Deep End APO is one of St. Olaf’s primary theater produc- tion groups, unique on campus in that it is run entirely by stu- dents. Recently, Deep End APO has encountered a problem: it is no longer allowed to perform in residence halls. The policy change was enacted this year and has made it difficult for the organization to find proper performance locations.
“We were surprised and concerned initially, because we were planning to use dorm space for our productions this year,” Deep End APO Artistic Director Seton FitzMacken ’17 said.
Deep End APO has used dorms as its primary performance, practice and general meeting space for a number of years. This is FitzMacken’s first year on the board for Deep End, and she did not expect such a big change.
“We contacted [Residence Life] in October, to use a space in Thorson for November, and that was when they informed us the policy change had occurred in response to last year,” she said.
FitzMacken believes it was due to increased sound com- plaints. Deep End APO operates on a relatively low budget and has a difficult time finding places to perform. FitzMacken wor- ries it will be hard to find places with proper seating. While she expressed frustration, FitzMacken does believe that the policy change was not unreasonable, and she is confident in her ability to work with Residence Life. She emphasized that there was no animosity between Deep End APO and Residence Life.
“This semester and next semester we hope to establish a better relationship with Residence Life, and to work together to think about the needs for the dorms and creating a more friendly environment between us,” FitzMacken said. “We have other places to perform, like the Art Barn in November, and we will just have to be a little bit more creative with where we perform.”
Associate Dean of Students and Director of Residence Life Pamela McDowell emphasized that this change does not only apply to Deep End APO. She felt the change was necessary for the residents of the dorms where these performances occur.

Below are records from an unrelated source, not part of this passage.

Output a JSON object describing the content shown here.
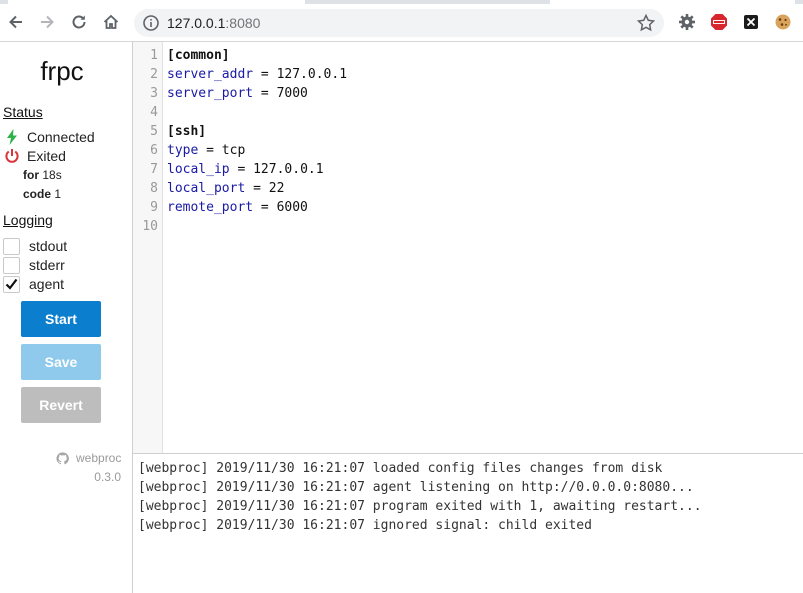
{
  "browser": {
    "url_host": "127.0.0.1",
    "url_port": ":8080"
  },
  "sidebar": {
    "brand": "frpc",
    "status_title": "Status",
    "status": [
      {
        "label": "Connected",
        "icon": "lightning-icon",
        "color": "#2db34a"
      },
      {
        "label": "Exited",
        "icon": "power-icon",
        "color": "#d9343a"
      }
    ],
    "details": [
      {
        "key": "for",
        "value": "18s"
      },
      {
        "key": "code",
        "value": "1"
      }
    ],
    "logging_title": "Logging",
    "logging": [
      {
        "label": "stdout",
        "checked": false
      },
      {
        "label": "stderr",
        "checked": false
      },
      {
        "label": "agent",
        "checked": true
      }
    ],
    "buttons": {
      "start": "Start",
      "save": "Save",
      "revert": "Revert"
    },
    "credit": "webproc",
    "version": "0.3.0"
  },
  "editor": {
    "line_numbers": [
      "1",
      "2",
      "3",
      "4",
      "5",
      "6",
      "7",
      "8",
      "9",
      "10"
    ],
    "lines": [
      {
        "kind": "section",
        "text": "[common]"
      },
      {
        "kind": "kv",
        "key": "server_addr",
        "value": "127.0.0.1"
      },
      {
        "kind": "kv",
        "key": "server_port",
        "value": "7000"
      },
      {
        "kind": "blank"
      },
      {
        "kind": "section",
        "text": "[ssh]"
      },
      {
        "kind": "kv",
        "key": "type",
        "value": "tcp"
      },
      {
        "kind": "kv",
        "key": "local_ip",
        "value": "127.0.0.1"
      },
      {
        "kind": "kv",
        "key": "local_port",
        "value": "22"
      },
      {
        "kind": "kv",
        "key": "remote_port",
        "value": "6000"
      },
      {
        "kind": "blank"
      }
    ]
  },
  "log": [
    "[webproc] 2019/11/30 16:21:07 loaded config files changes from disk",
    "[webproc] 2019/11/30 16:21:07 agent listening on http://0.0.0.0:8080...",
    "[webproc] 2019/11/30 16:21:07 program exited with 1, awaiting restart...",
    "[webproc] 2019/11/30 16:21:07 ignored signal: child exited"
  ],
  "colors": {
    "accent": "#0b7fce",
    "key": "#1a1aa6"
  }
}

“We have gotten a lot of student complaints, due to some of the material being very provocative, and these are people’s liv- ing environment and it was too much and too overwhelming,” she said.

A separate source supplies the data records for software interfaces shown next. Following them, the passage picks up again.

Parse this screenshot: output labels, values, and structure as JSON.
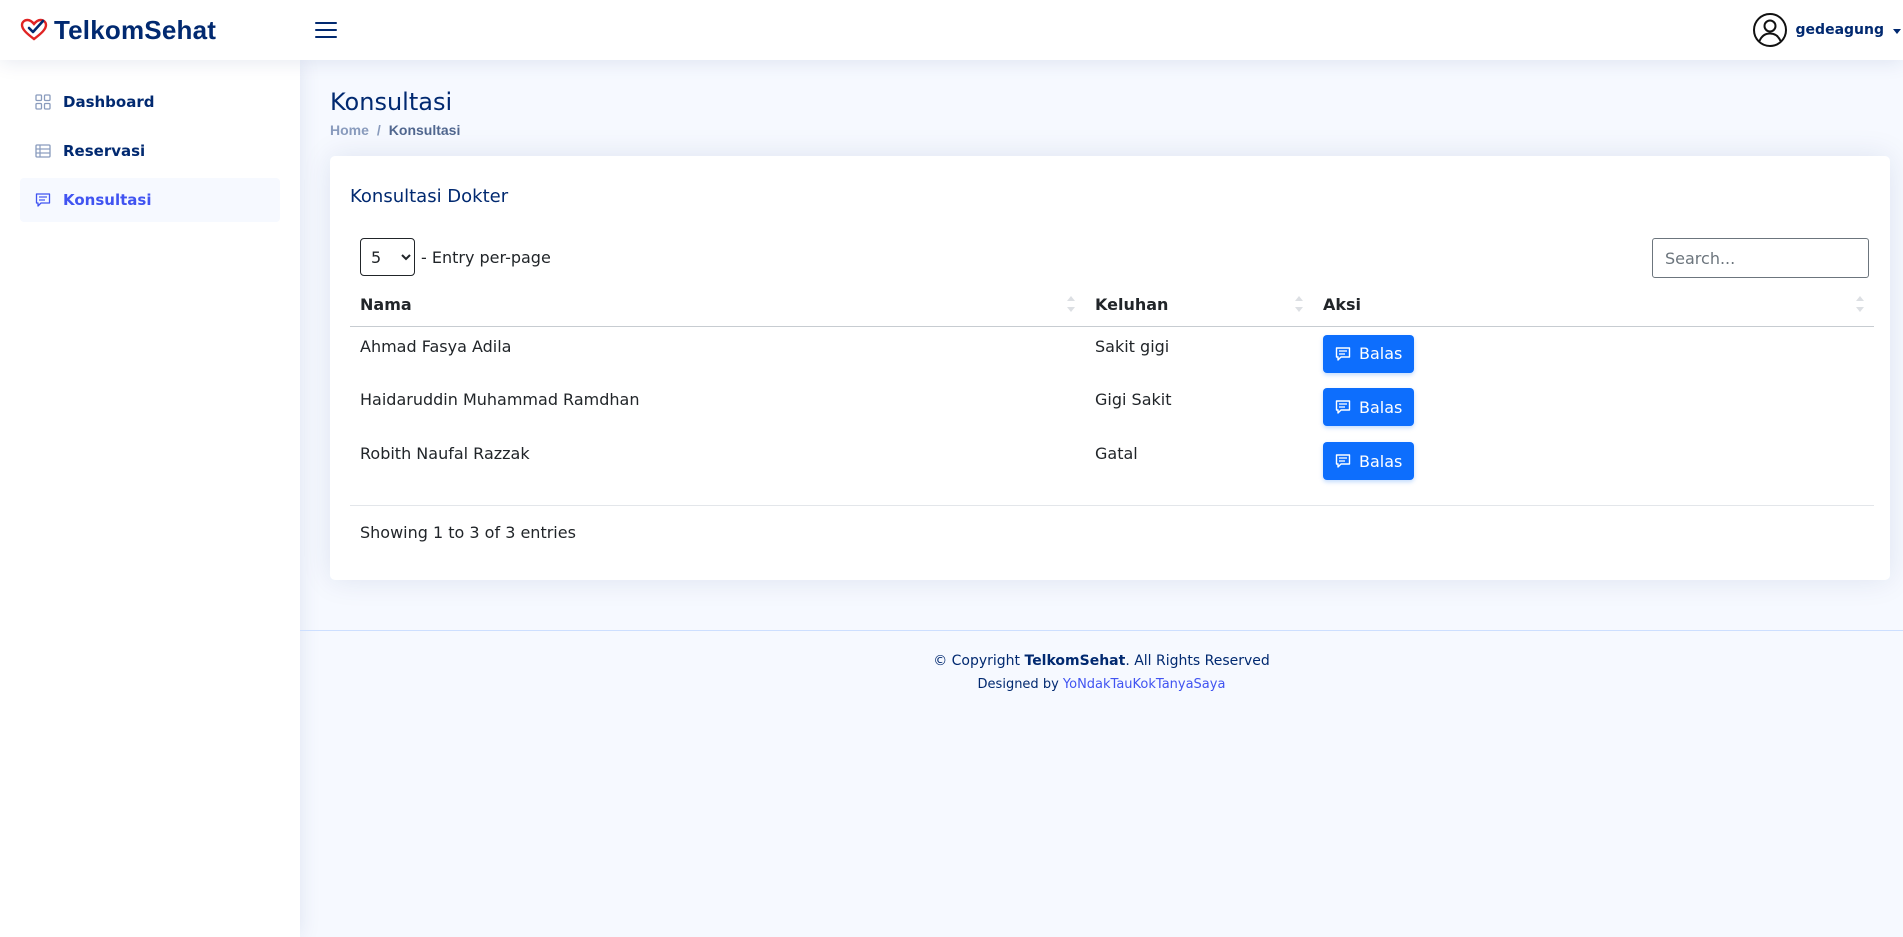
{
  "brand": {
    "name": "TelkomSehat",
    "logo_icon": "heart-check-icon",
    "accent_color": "#e02424"
  },
  "header": {
    "menu_icon": "hamburger-icon",
    "user": {
      "name": "gedeagung",
      "icon": "user-circle-icon"
    }
  },
  "sidebar": {
    "items": [
      {
        "label": "Dashboard",
        "icon": "grid-icon",
        "active": false
      },
      {
        "label": "Reservasi",
        "icon": "list-icon",
        "active": false
      },
      {
        "label": "Konsultasi",
        "icon": "chat-icon",
        "active": true
      }
    ]
  },
  "page": {
    "title": "Konsultasi",
    "breadcrumb": [
      "Home",
      "Konsultasi"
    ]
  },
  "card": {
    "title": "Konsultasi Dokter",
    "per_page": {
      "value": "5",
      "options": [
        "5"
      ],
      "label": "- Entry per-page"
    },
    "search_placeholder": "Search...",
    "columns": [
      "Nama",
      "Keluhan",
      "Aksi"
    ],
    "rows": [
      {
        "nama": "Ahmad Fasya Adila",
        "keluhan": "Sakit gigi",
        "action": "Balas"
      },
      {
        "nama": "Haidaruddin Muhammad Ramdhan",
        "keluhan": "Gigi Sakit",
        "action": "Balas"
      },
      {
        "nama": "Robith Naufal Razzak",
        "keluhan": "Gatal",
        "action": "Balas"
      }
    ],
    "showing": "Showing 1 to 3 of 3 entries"
  },
  "footer": {
    "copyright_prefix": "© Copyright ",
    "copyright_brand": "TelkomSehat",
    "copyright_suffix": ". All Rights Reserved",
    "designed_by_label": "Designed by ",
    "designer": "YoNdakTauKokTanyaSaya"
  },
  "colors": {
    "primary": "#0d6efd",
    "navy": "#012970",
    "link": "#4154f1",
    "background": "#f6f9ff"
  }
}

McDowell made it clear that not only the performances but
also the practices took these lounges and other locations in resi- dence halls away from the residents.
“A lot of these residence halls do not have that much lounge space,” she said. “This year we got many requests, and we gave some space in Ytterboe Hall, and I felt that these are sup- posed to be lounges and it was not working out well with these groups.”
Mellby Hall was the last site of performances and was the catalyst for new regulation on where students can perform. On
the subject of improv shows and other performances, McDow- ell said those are possible, and she emphasized that the problem is “student led shows where they are going to have multiple per- formances and practices.”
Both Residence Life and Deep End APO are trying to work together to find suitable spaces to perform and practice, while being mindful of dorm residents. Next year will be an interest- ing time for both groups as they further define where perfor- mances can and cannot take place.